* _Task_
In the listing below, find each line holding "挂起寄存器" and copy it.

* _Materials provided_
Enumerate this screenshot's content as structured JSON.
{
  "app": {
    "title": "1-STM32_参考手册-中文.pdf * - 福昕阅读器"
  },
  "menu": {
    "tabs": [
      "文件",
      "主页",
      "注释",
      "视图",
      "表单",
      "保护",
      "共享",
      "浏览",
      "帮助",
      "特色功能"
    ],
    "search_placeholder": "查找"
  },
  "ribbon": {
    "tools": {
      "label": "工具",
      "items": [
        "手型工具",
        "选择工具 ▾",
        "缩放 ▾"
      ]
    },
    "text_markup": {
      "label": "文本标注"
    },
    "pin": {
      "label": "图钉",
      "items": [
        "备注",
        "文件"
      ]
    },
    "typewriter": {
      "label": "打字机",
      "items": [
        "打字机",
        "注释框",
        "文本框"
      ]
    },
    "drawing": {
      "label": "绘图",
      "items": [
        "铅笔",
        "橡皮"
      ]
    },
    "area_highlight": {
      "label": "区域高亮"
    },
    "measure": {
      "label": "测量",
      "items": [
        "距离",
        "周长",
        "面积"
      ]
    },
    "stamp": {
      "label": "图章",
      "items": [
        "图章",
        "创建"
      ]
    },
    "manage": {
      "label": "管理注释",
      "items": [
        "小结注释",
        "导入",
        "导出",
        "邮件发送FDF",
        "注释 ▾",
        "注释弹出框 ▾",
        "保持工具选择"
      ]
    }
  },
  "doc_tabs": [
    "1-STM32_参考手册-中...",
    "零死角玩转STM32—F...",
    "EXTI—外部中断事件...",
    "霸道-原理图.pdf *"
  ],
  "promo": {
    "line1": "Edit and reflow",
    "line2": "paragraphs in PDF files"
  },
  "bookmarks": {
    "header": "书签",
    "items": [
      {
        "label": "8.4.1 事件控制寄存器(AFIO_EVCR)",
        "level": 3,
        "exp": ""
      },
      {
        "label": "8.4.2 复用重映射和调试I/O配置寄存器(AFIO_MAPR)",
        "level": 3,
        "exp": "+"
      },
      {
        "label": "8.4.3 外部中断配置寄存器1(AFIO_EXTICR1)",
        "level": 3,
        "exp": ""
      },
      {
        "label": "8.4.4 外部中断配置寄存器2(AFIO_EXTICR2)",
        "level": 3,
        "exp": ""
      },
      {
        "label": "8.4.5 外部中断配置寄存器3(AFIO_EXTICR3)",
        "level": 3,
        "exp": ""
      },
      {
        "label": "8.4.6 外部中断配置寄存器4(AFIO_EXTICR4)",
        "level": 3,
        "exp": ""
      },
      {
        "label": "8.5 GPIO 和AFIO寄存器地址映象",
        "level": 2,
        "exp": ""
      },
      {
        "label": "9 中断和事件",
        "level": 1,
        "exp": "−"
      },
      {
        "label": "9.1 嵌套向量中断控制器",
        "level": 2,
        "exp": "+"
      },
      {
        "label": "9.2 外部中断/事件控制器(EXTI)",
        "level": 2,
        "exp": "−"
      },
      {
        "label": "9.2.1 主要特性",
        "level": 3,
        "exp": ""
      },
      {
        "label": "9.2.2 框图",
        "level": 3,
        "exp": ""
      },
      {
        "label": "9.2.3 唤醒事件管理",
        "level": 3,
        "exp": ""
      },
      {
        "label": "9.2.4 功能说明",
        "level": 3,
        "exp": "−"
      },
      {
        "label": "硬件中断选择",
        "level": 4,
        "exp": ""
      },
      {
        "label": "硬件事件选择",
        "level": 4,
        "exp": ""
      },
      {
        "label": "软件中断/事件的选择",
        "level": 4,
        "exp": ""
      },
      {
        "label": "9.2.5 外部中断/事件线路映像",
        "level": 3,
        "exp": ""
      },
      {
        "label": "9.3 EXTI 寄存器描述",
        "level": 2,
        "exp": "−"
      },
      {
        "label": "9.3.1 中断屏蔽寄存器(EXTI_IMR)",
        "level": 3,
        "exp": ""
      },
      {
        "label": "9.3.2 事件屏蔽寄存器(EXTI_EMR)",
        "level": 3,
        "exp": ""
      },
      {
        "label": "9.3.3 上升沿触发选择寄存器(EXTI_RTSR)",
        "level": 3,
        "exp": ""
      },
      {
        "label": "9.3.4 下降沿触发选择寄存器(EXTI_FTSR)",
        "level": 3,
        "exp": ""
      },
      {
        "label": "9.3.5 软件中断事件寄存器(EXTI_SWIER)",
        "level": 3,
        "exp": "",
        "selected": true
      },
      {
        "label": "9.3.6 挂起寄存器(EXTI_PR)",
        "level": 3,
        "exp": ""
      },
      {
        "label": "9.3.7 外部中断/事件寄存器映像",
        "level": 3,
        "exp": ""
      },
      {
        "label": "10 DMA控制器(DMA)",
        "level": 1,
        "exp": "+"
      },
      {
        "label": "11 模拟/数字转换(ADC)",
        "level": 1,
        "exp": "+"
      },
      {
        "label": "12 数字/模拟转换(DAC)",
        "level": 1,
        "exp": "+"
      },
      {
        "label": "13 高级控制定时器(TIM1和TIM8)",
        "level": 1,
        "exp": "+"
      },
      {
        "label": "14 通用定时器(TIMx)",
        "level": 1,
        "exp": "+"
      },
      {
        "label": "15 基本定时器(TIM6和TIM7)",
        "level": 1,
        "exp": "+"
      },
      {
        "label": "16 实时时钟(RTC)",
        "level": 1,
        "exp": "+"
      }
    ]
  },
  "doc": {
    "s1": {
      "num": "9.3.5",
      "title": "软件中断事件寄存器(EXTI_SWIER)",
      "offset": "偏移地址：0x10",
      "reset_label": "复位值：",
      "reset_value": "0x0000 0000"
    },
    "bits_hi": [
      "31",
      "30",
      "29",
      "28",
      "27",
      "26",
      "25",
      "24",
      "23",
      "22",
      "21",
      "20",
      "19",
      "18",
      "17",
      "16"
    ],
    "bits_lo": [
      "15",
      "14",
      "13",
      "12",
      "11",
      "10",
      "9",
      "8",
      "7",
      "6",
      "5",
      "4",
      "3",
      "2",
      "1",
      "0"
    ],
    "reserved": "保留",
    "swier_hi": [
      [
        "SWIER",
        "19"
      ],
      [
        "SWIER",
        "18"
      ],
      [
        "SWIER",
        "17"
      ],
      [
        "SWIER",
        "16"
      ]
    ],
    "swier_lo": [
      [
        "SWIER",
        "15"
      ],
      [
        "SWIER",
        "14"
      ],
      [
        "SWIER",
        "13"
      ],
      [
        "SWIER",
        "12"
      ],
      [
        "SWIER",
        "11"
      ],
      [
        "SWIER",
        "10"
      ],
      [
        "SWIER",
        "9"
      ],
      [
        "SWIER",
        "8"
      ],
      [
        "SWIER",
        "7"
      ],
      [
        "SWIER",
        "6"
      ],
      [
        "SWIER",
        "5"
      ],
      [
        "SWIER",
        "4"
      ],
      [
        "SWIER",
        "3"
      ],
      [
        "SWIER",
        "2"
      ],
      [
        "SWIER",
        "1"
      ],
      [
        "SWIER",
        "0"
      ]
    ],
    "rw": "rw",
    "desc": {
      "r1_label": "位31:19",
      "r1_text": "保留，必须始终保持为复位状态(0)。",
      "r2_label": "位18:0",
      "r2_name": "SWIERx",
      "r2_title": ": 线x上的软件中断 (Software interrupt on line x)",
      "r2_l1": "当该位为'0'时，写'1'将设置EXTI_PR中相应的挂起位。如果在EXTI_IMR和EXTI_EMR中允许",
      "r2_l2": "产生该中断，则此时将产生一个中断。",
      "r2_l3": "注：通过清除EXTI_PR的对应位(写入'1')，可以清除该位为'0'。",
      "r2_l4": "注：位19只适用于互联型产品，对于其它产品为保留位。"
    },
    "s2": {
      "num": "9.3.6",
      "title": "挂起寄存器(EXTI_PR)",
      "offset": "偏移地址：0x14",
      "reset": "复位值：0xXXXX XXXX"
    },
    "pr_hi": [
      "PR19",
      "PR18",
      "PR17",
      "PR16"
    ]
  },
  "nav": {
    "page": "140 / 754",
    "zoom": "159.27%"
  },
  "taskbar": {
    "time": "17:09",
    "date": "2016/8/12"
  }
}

* _Exercise result_
        "label": "9.3.6 挂起寄存器(EXTI_PR)",
      "title": "挂起寄存器(EXTI_PR)",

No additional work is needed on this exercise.